David McBrayer has been with us from the early beginnings of our group at Charcon in October 2011. What we have accomplished would not have been possible without him. He is the rock that we built this group on. David will continue helping in the Charleston area as we look to add additional games and venues to handle our growth. Congratulations!
Matthew Chambers has been making a weekly road trip to our games for some time now and has become a valuable part of our group. He and a core of other players will be starting regular games in Huntington, WV. There is a lot of demand from that part of West Virginia as well as southeastern Ohio and eastern Kentucky. I am certain he is up to the task.
Thank you both! I don't have words to express my gratitude.
When you build a character, you get the languages that are listed in the entry for your race. In books such as the Inner Sea World Guide there are rules for humans from different regions that get languages in addition to common. If you have access to those books, you may use those to get a regional language in addition to common. If you pick a race that does not have common as a language, you get that for free.
What it comes down to is that it also depends a lot on the people around the table and a lot of us come from different backgrounds. I won't get into a dissertation of the different player types, but PFS tends to bring people together that often would not be with playing with each other normal circumstances.
As a PFS GM I see it as an obligation to provide a setting where they can all meet in the middle. No, I don't always pull it off, but I try. Each player and GM brings their own background and skill level to the table and in a campaign that is staffed by volunteers, sometimes you get what you pay for. (I usually get much more, but everyone has a bad game sometime)
I can only hope that you stick with it till you can find people that match your play style better and be a good example in the meantime. From the sounds of it, I would be happy to sit at either one of your tables.
Funky Badger wrote:
I think that is also covered under table variation. In my experience, combat with a map is much faster than purely narrative combat. Then again, my non-pfs group has neen known to spend an entire session getting ready for a fight, then another whole session to conduct it. It's hard not to be faster.
First, this sounds awesome! I have a gaming group that I've been part of for more than a decade now that does narrative roleplaying and I try to bring as much of that to PFS as I can. As others in the thread have said, between the Table Variation section and the Reward Creative Solutions sections of the guide it's not difficult to make a place for it.
The Map and Miniatures can take some getting used to but it does have some advantages. It can speed up combat a lot, and makes it easier for visual people to keep track of where they are. If they are using pre-printed maps, it can spur creativity. (I've been disarmed? I grab that knife on the table and stab him) With enough knowledge, it can also be used to help your narrative thinking. ("I have room to run and 40 feet of movement. I can make a DC XX acrobatics check during my move to jump off the balcony and use my standard action to grapple that blasted kobold who has spider climbed onto the ceiling. ") It's hard for a GM to say no when you are using the rules to be awesome. :)
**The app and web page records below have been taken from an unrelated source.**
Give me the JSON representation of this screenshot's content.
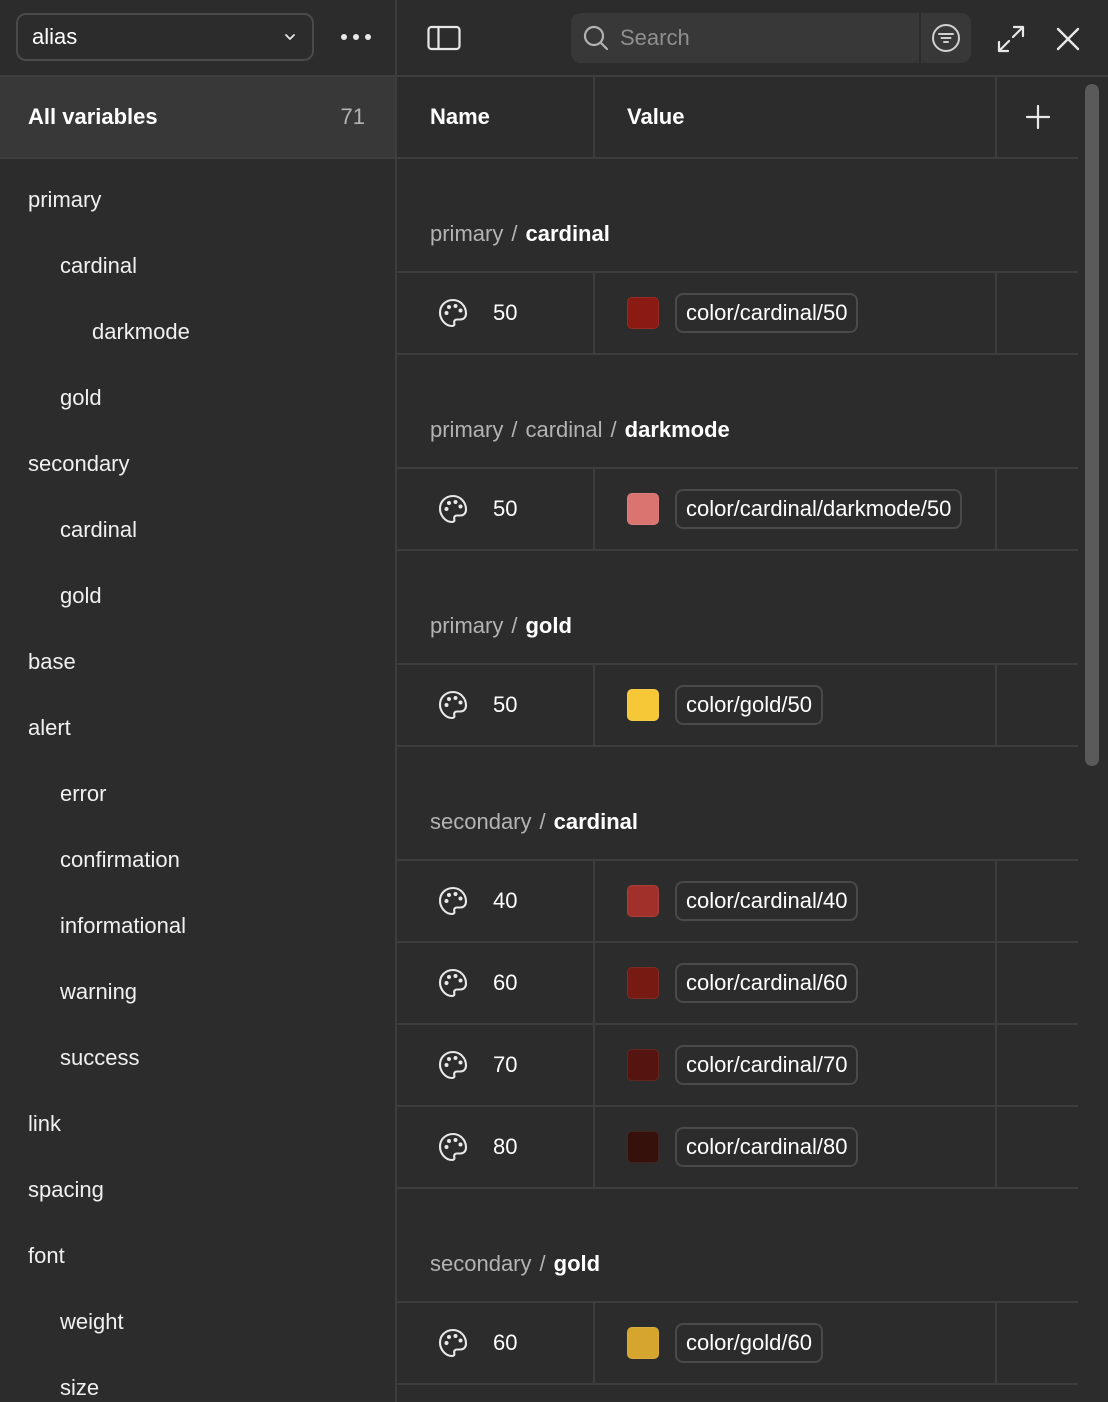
{
  "sidebar": {
    "collection": "alias",
    "all_variables_label": "All variables",
    "all_variables_count": "71",
    "groups": [
      {
        "label": "primary",
        "level": 0
      },
      {
        "label": "cardinal",
        "level": 1
      },
      {
        "label": "darkmode",
        "level": 2
      },
      {
        "label": "gold",
        "level": 1
      },
      {
        "label": "secondary",
        "level": 0
      },
      {
        "label": "cardinal",
        "level": 1
      },
      {
        "label": "gold",
        "level": 1
      },
      {
        "label": "base",
        "level": 0
      },
      {
        "label": "alert",
        "level": 0
      },
      {
        "label": "error",
        "level": 1
      },
      {
        "label": "confirmation",
        "level": 1
      },
      {
        "label": "informational",
        "level": 1
      },
      {
        "label": "warning",
        "level": 1
      },
      {
        "label": "success",
        "level": 1
      },
      {
        "label": "link",
        "level": 0
      },
      {
        "label": "spacing",
        "level": 0
      },
      {
        "label": "font",
        "level": 0
      },
      {
        "label": "weight",
        "level": 1
      },
      {
        "label": "size",
        "level": 1
      }
    ]
  },
  "toolbar": {
    "search_placeholder": "Search"
  },
  "table": {
    "col_name": "Name",
    "col_value": "Value",
    "groups": [
      {
        "path": [
          "primary"
        ],
        "leaf": "cardinal",
        "rows": [
          {
            "name": "50",
            "color": "#8b1a12",
            "alias": "color/cardinal/50"
          }
        ]
      },
      {
        "path": [
          "primary",
          "cardinal"
        ],
        "leaf": "darkmode",
        "rows": [
          {
            "name": "50",
            "color": "#d97471",
            "alias": "color/cardinal/darkmode/50"
          }
        ]
      },
      {
        "path": [
          "primary"
        ],
        "leaf": "gold",
        "rows": [
          {
            "name": "50",
            "color": "#f6c737",
            "alias": "color/gold/50"
          }
        ]
      },
      {
        "path": [
          "secondary"
        ],
        "leaf": "cardinal",
        "rows": [
          {
            "name": "40",
            "color": "#a2302a",
            "alias": "color/cardinal/40"
          },
          {
            "name": "60",
            "color": "#771a12",
            "alias": "color/cardinal/60"
          },
          {
            "name": "70",
            "color": "#55140f",
            "alias": "color/cardinal/70"
          },
          {
            "name": "80",
            "color": "#36110c",
            "alias": "color/cardinal/80"
          }
        ]
      },
      {
        "path": [
          "secondary"
        ],
        "leaf": "gold",
        "rows": [
          {
            "name": "60",
            "color": "#d6a52d",
            "alias": "color/gold/60"
          }
        ]
      }
    ]
  },
  "icons": {
    "row_type": "palette-icon",
    "dropdown": "chevron-down-icon",
    "more": "more-horizontal-icon",
    "sidebar_toggle": "sidebar-toggle-icon",
    "search": "search-icon",
    "filter": "filter-icon",
    "expand": "expand-icon",
    "close": "close-icon",
    "add": "plus-icon"
  }
}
If you are looking at moving people (especially a GM) toward speaking in character a nice trick is to use the mission briefing. If they are reading or paraphrasing the box text they will usually be doing it in character. Most Venture captains give people space to ask questions after the briefing. Follow the conversation and respond in character with questions. Ones that get people thinking about whats going on. A little humor makes it less scary.
Something like "I do have a question, Ms. Heidmarch. I like your style, but couldn't you have had the blood cleaned off these badges before giving them to us?"
They have short scripts for a lot of the questions players can ask, so it might not be as intimidating as making them improvise in the middle of a scehario.